Ironically, the increase in militarization of the US-Mexican Border has coincided with the rise of the North American Free Trade Agreement (NAFTA) that went into effect in 1994. Supporters at the time said NAFTA would decrease immigration and bring good paying jobs to Mexico but the exact opposite has happened.

β€œMany of the people crossing from Mexico into the United States are indigenous people and families,” says Ofelia Rivas. β€œThey tell me that under these free trade agreements they can no longer farm and make a living.”
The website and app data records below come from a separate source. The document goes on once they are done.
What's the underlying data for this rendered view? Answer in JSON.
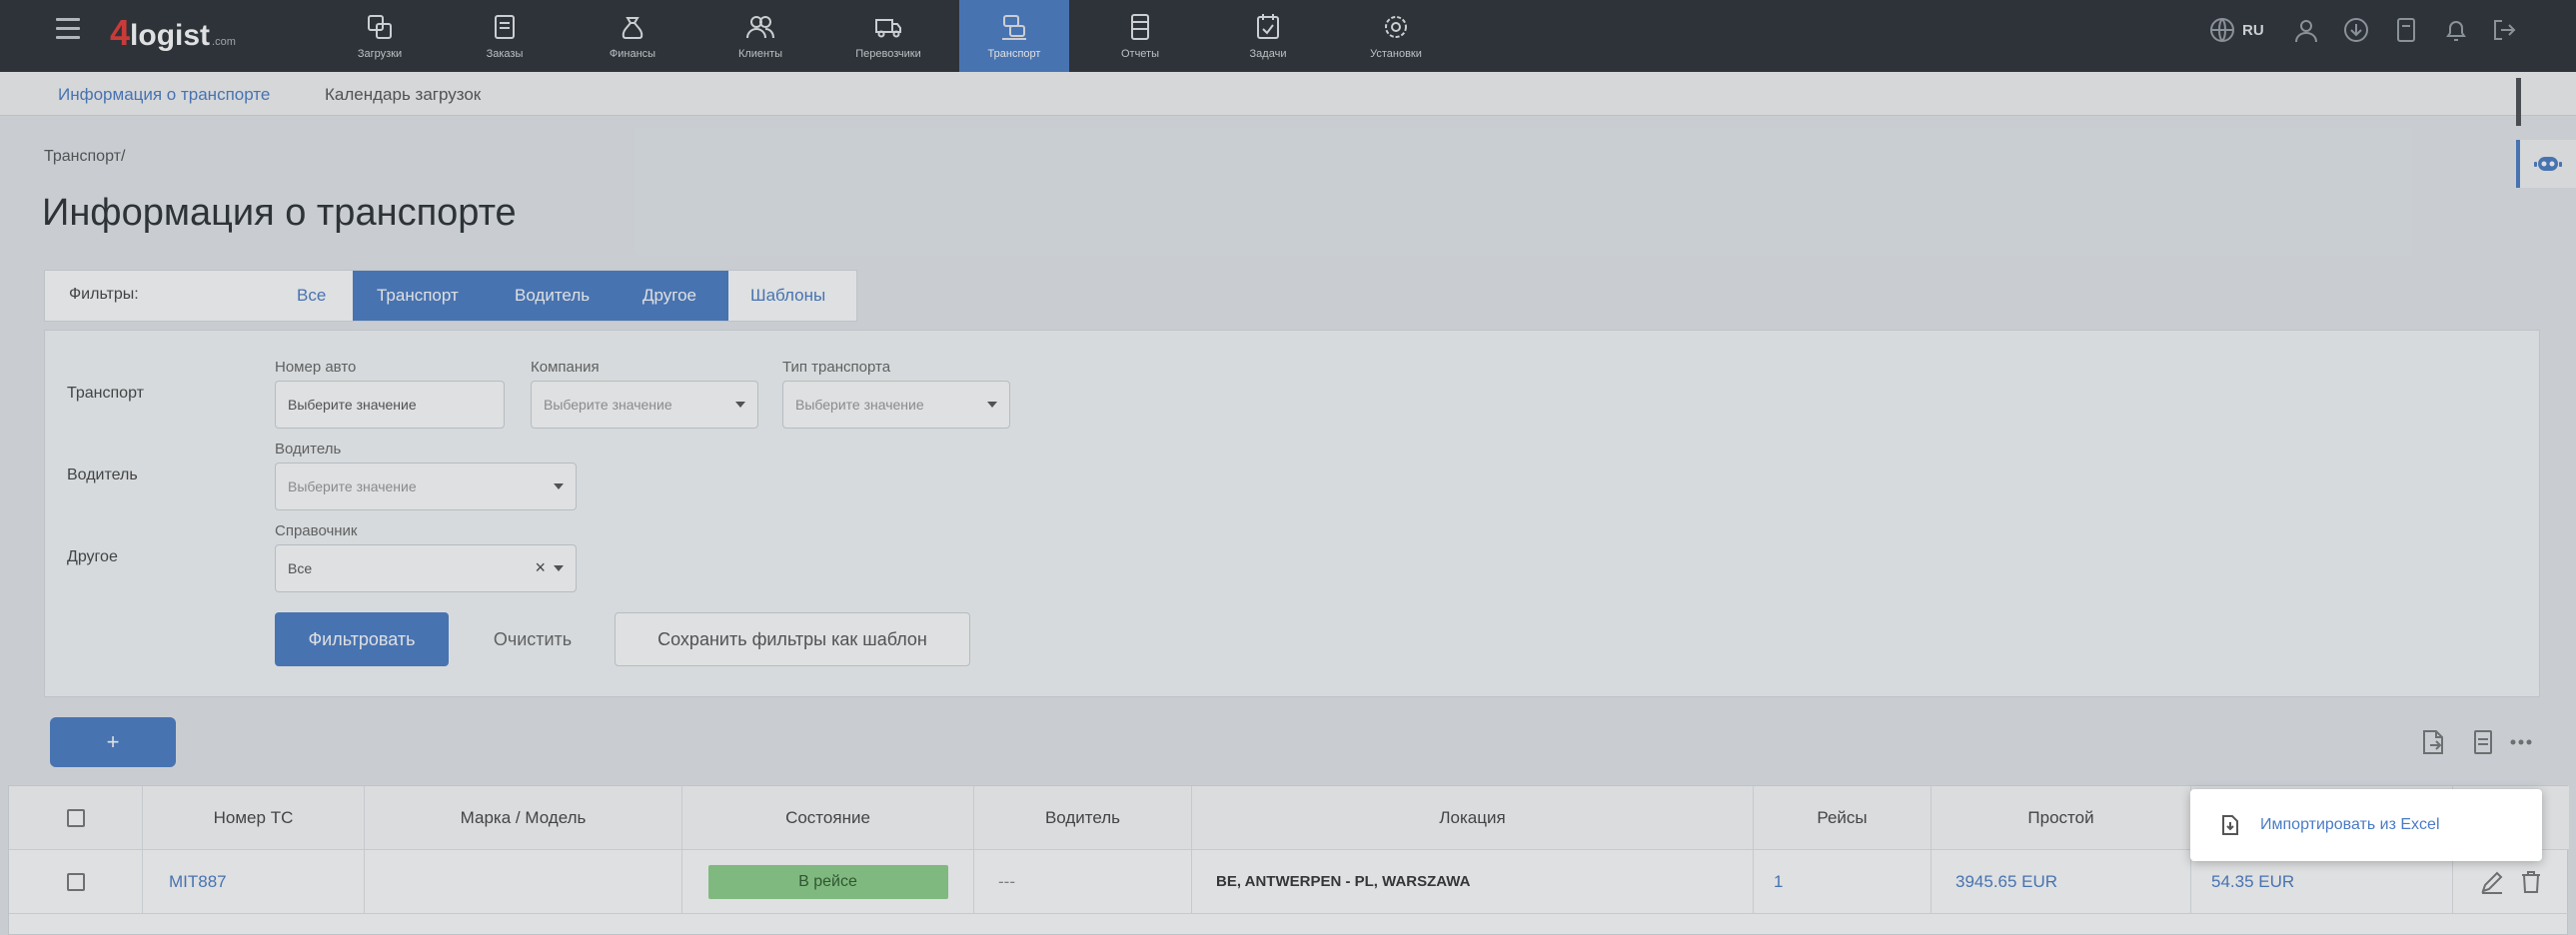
{
  "app": {
    "logo_four": "4",
    "logo_name": "logist",
    "logo_suffix": ".com"
  },
  "nav": [
    {
      "label": "Загрузки",
      "icon": "loads-icon"
    },
    {
      "label": "Заказы",
      "icon": "orders-icon"
    },
    {
      "label": "Финансы",
      "icon": "finance-icon"
    },
    {
      "label": "Клиенты",
      "icon": "clients-icon"
    },
    {
      "label": "Перевозчики",
      "icon": "carriers-icon"
    },
    {
      "label": "Транспорт",
      "icon": "transport-icon",
      "active": true
    },
    {
      "label": "Отчеты",
      "icon": "reports-icon"
    },
    {
      "label": "Задачи",
      "icon": "tasks-icon"
    },
    {
      "label": "Установки",
      "icon": "settings-icon"
    }
  ],
  "topright": {
    "lang": "RU"
  },
  "subnav": {
    "info": "Информация о транспорте",
    "calendar": "Календарь загрузок"
  },
  "breadcrumb": "Транспорт/",
  "page_title": "Информация о транспорте",
  "filter_tabs": {
    "label": "Фильтры:",
    "all": "Все",
    "transport": "Транспорт",
    "driver": "Водитель",
    "other": "Другое",
    "templates": "Шаблоны"
  },
  "filters": {
    "row_transport": "Транспорт",
    "row_driver": "Водитель",
    "row_other": "Другое",
    "plate_label": "Номер авто",
    "plate_placeholder": "Выберите значение",
    "company_label": "Компания",
    "company_placeholder": "Выберите значение",
    "type_label": "Тип транспорта",
    "type_placeholder": "Выберите значение",
    "driver_label": "Водитель",
    "driver_placeholder": "Выберите значение",
    "ref_label": "Справочник",
    "ref_value": "Все",
    "filter_btn": "Фильтровать",
    "clear_btn": "Очистить",
    "save_btn": "Сохранить фильтры как шаблон"
  },
  "add_btn": "+",
  "table": {
    "headers": [
      "Номер ТС",
      "Марка / Модель",
      "Состояние",
      "Водитель",
      "Локация",
      "Рейсы",
      "Простой"
    ],
    "row": {
      "plate": "MIT887",
      "model": "",
      "status": "В рейсе",
      "driver": "---",
      "location": "BE, ANTWERPEN - PL, WARSZAWA",
      "trips": "1",
      "idle": "3945.65 EUR",
      "extra": "54.35 EUR"
    }
  },
  "menu": {
    "import_excel": "Импортировать из Excel"
  }
}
Under NAFTA it has become easier for commercial goods to cross the border than people, especially the Tohono O'odham. This is illustrated by a striking example told by Mrs. Rivas:"An O'odham elder and her daughter were interrogated and watched by United States Border Patrol guards as they collected traditional O'odham food in the desert."
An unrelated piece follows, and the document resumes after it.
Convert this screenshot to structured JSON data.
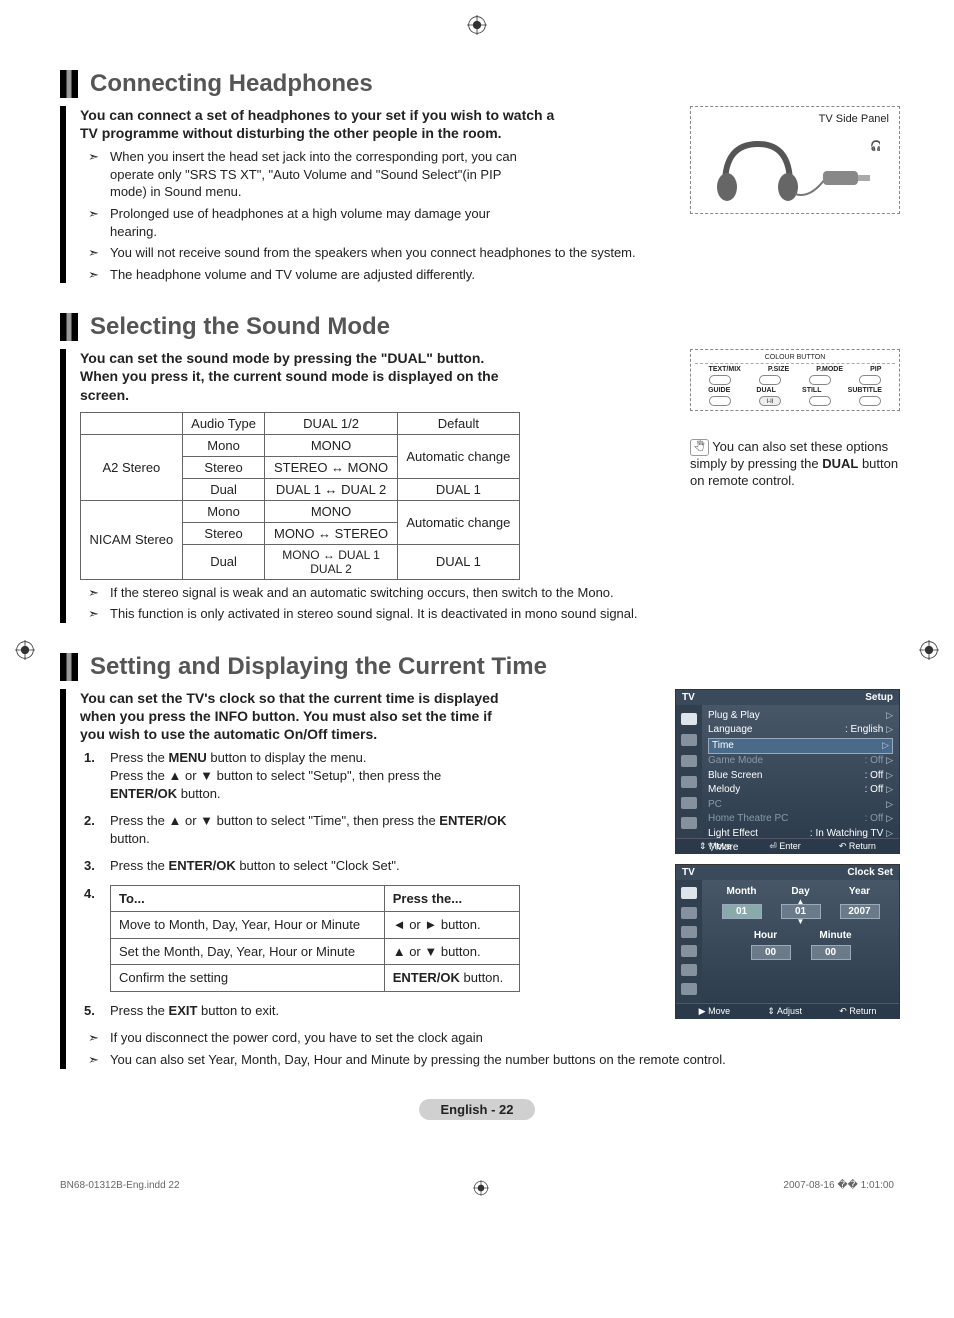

Ofelia Rivas is in Washington, D.C. today with members of many different Indigenous nations and allies who have walked from San Francisco, California across the continent to Washington, D.C. This group calls their march β€œThe People’s Walk” not only for the sovereignty of Indigenous nations but also for the protection of sacred sites, plants, and animals.

Thus, ordinary O'odham people and elders and their allies are issuing a call to action against the construction of the US-Mexico Border Wall. "As original peoples of these lands,” says Ofelia Rivas, β€œwe protest the violation of the thirty seven federal laws by the April 1, 2008 Waiver by Secretary Chertoff."

For More Information Contact:
O'odham VOICE Against the Wall and O'odham Rights Cultural and Environmental
Justice Coalition: Ofelia Rivas (520) 471-3398, uyarivas@hotmail.com,
http://www.tiamatpublications.com/odham_solidarity_project.html
The People’s Walk: peoplejune13@yahoo.com
Earthpeoples: Rebecca Sommer: (718) 302-1949, http://www.earthpeoples.org/

Except where otherwise noted, content on this site is licensed under a Creative Commons License.
A publication of the Center for World Indigenous Studies (cwis.org).

Send this to a friend